Wednesday, March 18, 2015
Pilot Review: One Big Happy
It's a shame when bad shows happen to good people. With such likeable personalities as Elisha Cuthbert and Nick Zano in front of the camera, and everyone's favorite dancing talk show host Ellen Degeneres working behind it, you would think NBC's latest offering would be, at the very least, enjoyable. But One Big Happy can't even manage that.
Think of the most generic, dated sitcom you possibly can. It probably resembles One Big Happy, a show so predictable and uninspired, a kind-of Will & Grace in reverse, that it could not be more banal. Lizzy (Happy Endings' Cuthbert) hasn't found the right woman yet, and neither has her best friend Luke (Zano, also late of Happy Endings, but probably best remembered for What I Like About You). So they decide to start their own family, per a pact they made years ago. But just as Lizzy enters into fertility treatment to try and become pregnant, Luke meets Prudence (Kelly Brook) and falls instantly in love with the soon-to-be-deported British beauty, complicating his commitment to Lizzy and their unborn child.
The one positive thing I can say about One Big Happy is that the characterization of Lizzy is very forward-thinking. Almost everything else in the pilot's script relies on cliches, but Lizzy is not a stereotypical sitcom lesbian. There's not a Home Depot joke or a flannel shirt in sight (and the term "lipstick lesbian" is never uttered once either, thankfully). But considering Lizzy's sexuality is the only twist in the plot that sets One Big Happy apart from any of a dozen similar (failed) 90s sitcom, it's odd that it's not treated as more of an anomaly. That's a refreshing sign of the times, but it also fails to bring any real interest to the show. Whereas Will & Grace could be built around the entire of premise of two friends living together, one straight and one gay, and be groundbreaking, One Big Happy's similar treatment of the concept makes you say "So what?" in 2015.
And that's a big problem for a show without anything else unique or fresh to offer.
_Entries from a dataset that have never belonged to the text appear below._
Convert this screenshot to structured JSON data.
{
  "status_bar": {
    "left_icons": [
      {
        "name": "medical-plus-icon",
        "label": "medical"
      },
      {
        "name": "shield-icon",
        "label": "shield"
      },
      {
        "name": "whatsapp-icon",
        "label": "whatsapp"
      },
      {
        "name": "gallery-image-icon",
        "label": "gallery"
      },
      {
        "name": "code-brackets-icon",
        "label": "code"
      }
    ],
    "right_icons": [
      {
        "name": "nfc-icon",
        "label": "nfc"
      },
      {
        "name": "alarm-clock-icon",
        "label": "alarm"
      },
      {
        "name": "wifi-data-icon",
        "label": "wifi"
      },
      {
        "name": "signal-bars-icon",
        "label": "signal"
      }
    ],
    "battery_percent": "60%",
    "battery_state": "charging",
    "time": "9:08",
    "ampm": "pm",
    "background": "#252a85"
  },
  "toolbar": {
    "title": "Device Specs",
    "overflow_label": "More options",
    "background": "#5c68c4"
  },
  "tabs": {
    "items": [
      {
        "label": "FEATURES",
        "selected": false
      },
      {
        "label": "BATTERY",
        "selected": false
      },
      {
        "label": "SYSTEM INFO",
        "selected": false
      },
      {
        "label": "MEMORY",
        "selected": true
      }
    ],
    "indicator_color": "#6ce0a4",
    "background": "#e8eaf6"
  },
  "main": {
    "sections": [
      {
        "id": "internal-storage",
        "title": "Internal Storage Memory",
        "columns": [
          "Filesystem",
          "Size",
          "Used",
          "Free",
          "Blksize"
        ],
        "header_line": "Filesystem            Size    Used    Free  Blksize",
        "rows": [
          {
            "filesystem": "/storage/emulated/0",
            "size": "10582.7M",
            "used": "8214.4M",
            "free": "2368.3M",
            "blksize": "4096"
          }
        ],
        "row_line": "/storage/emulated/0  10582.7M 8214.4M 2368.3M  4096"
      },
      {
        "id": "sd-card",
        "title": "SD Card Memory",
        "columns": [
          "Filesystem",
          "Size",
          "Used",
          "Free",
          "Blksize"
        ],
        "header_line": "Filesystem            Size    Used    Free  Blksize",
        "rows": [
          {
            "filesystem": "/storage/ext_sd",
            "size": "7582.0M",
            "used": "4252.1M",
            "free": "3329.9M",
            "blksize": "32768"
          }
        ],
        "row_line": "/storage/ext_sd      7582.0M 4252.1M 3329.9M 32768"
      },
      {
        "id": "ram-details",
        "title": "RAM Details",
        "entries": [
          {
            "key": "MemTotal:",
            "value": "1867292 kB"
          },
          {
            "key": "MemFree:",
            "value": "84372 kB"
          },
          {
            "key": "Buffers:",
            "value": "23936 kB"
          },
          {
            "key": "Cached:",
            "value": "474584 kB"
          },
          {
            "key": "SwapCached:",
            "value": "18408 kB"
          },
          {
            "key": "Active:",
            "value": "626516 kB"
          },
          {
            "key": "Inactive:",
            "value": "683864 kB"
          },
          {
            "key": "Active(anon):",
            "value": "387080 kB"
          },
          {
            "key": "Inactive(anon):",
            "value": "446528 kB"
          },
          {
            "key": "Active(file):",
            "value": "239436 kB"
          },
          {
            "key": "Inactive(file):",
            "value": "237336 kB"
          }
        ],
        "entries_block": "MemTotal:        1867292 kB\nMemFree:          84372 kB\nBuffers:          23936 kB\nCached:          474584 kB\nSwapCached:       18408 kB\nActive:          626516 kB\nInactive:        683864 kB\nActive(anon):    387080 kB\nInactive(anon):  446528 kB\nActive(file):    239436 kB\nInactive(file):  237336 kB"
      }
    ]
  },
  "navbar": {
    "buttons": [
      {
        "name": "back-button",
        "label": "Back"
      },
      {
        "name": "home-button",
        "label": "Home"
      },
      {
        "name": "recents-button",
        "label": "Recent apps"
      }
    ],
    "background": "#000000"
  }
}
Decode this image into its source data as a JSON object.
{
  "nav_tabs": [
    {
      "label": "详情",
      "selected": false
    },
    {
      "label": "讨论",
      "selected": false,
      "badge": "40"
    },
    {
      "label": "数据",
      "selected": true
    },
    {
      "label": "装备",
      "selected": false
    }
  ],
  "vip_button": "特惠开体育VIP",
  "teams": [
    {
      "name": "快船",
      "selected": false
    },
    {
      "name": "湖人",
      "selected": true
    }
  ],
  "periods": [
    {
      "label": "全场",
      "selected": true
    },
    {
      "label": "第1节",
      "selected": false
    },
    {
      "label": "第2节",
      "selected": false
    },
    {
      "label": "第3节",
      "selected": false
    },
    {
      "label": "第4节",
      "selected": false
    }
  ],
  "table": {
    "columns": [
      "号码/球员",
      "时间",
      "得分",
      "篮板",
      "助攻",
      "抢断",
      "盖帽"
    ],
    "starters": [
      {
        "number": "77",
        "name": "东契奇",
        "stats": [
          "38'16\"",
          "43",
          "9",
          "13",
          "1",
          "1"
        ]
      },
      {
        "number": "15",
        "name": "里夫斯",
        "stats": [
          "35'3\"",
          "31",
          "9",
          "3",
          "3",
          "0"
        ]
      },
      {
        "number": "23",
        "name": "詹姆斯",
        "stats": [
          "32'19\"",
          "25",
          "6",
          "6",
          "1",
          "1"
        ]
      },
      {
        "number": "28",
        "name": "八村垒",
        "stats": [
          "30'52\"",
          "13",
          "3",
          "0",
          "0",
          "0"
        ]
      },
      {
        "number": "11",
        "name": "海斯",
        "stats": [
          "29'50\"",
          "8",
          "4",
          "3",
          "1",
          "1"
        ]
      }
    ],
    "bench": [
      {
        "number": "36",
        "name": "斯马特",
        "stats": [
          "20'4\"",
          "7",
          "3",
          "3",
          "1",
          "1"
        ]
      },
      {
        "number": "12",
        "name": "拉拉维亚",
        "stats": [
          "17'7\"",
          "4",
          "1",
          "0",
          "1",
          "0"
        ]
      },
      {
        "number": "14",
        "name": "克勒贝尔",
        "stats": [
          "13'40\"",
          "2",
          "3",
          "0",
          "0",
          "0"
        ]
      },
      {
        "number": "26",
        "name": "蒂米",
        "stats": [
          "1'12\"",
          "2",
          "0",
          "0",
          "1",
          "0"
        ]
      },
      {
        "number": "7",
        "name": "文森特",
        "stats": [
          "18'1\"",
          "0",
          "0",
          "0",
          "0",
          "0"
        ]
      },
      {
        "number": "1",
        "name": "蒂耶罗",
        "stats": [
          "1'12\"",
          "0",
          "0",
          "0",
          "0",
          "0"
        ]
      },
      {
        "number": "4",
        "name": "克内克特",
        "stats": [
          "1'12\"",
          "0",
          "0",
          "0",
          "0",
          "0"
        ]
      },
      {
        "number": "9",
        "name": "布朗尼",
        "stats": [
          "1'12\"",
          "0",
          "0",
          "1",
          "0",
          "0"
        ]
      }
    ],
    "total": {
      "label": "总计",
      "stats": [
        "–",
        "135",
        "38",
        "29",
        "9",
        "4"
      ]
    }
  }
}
The setup of Prudence and Luke's relationship is completely forced; the "modern family" that comprises Luke, Prudence, and Lizzy doesn't feel all that modern in a television landscape that has been dealing with relationships and friendships in this way for over twenty years, and with mixed families (including sexualities) for almost as long. Audiences crave something different, something with a distinct point of view. Look at how well black-ish and The Last Man on Earth are doing, both shows that take well-worn concepts and present them with a new twist and a fresh voice. One Big Happy doesn't have that, just pieces of ideas from older, better shows (Friends, Ellen, Will & Grace, etc).
And it's a shame, because the leading players have been so likeable in other projects. Elisha Cuthbert is energetic and adorable as Lizzy, and she really plays up the control freak angles of her character to somewhat comedic effect. Zano is cute, but Luke is written as a total idiot and gets the pilot's most groan-worthy lines. (Lizzy: "You don't have to be bitchy!" Luke: "Well, that's the bitch calling the bitch a bitch.") Neither are given much to work with by creator Liz Feldman (a former writer for Ellen's talk show and, more recently, for 2 Broke Girls), who does not have an ear for natural dialogue or a knack for funny situations. Her script is derivative to the point of being self-referential; in the final act, when Lizzy tries to get Prudence from boarding a plane, the writing plainly states that it's ripping off countless romantic comedies that have come before it when Lizzy says, "I did what every guy does in every movie." It makes for a wooden, unfunny half-hour that evokes a blase feeling from its audience. This is one that can be easily missed.